** Activity **
Your job is to return every line of the listing holding the string "title".

** Record set **
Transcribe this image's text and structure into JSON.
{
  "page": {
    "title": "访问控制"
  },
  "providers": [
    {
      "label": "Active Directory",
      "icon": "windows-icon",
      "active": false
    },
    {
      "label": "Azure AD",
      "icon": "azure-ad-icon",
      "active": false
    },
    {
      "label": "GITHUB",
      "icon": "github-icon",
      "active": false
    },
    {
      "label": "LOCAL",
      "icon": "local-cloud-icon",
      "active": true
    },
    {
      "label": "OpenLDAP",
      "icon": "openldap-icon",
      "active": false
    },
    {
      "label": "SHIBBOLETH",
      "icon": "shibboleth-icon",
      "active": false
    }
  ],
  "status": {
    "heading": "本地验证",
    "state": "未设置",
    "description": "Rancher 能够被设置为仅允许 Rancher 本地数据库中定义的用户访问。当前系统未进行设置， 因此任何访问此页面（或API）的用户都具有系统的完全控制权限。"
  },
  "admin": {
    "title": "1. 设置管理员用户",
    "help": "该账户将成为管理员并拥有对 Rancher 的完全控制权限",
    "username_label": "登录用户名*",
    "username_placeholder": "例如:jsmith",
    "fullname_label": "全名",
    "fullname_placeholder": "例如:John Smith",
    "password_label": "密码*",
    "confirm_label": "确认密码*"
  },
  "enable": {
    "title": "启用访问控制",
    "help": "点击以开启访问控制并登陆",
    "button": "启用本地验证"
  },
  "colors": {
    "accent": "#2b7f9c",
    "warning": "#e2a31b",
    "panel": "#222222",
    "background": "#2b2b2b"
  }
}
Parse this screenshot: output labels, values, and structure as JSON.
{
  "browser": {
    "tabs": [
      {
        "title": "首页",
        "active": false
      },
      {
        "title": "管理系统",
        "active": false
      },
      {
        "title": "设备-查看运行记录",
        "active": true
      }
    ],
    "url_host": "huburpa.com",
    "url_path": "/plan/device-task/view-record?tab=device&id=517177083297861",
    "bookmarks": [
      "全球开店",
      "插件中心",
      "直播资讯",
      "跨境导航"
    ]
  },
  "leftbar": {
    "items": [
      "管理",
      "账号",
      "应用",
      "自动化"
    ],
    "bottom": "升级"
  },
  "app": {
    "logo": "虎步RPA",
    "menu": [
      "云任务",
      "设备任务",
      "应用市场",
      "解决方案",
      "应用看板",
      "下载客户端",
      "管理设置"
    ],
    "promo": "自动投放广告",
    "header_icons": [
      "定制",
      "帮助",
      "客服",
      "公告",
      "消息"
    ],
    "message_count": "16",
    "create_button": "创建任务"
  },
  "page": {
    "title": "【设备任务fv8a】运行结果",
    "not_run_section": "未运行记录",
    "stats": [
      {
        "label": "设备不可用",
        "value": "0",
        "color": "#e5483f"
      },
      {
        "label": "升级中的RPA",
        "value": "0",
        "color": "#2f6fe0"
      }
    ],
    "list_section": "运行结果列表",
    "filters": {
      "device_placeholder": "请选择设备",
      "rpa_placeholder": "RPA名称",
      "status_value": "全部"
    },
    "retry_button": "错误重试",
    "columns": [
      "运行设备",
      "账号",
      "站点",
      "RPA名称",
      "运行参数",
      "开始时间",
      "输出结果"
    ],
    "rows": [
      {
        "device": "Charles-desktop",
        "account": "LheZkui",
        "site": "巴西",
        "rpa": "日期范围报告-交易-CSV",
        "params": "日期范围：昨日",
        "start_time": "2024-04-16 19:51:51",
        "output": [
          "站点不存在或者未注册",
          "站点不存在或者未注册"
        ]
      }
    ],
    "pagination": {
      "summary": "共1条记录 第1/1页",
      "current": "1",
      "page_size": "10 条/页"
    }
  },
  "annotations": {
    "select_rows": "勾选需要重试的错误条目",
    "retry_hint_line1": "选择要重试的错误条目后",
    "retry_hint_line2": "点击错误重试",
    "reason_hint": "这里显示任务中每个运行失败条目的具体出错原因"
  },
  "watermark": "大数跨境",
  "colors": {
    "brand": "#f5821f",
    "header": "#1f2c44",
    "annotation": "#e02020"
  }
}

** Written response **
    "title": "访问控制"
    "title": "1. 设置管理员用户",
    "title": "启用访问控制",
        "title": "首页",
        "title": "管理系统",
        "title": "设备-查看运行记录",
    "title": "【设备任务fv8a】运行结果",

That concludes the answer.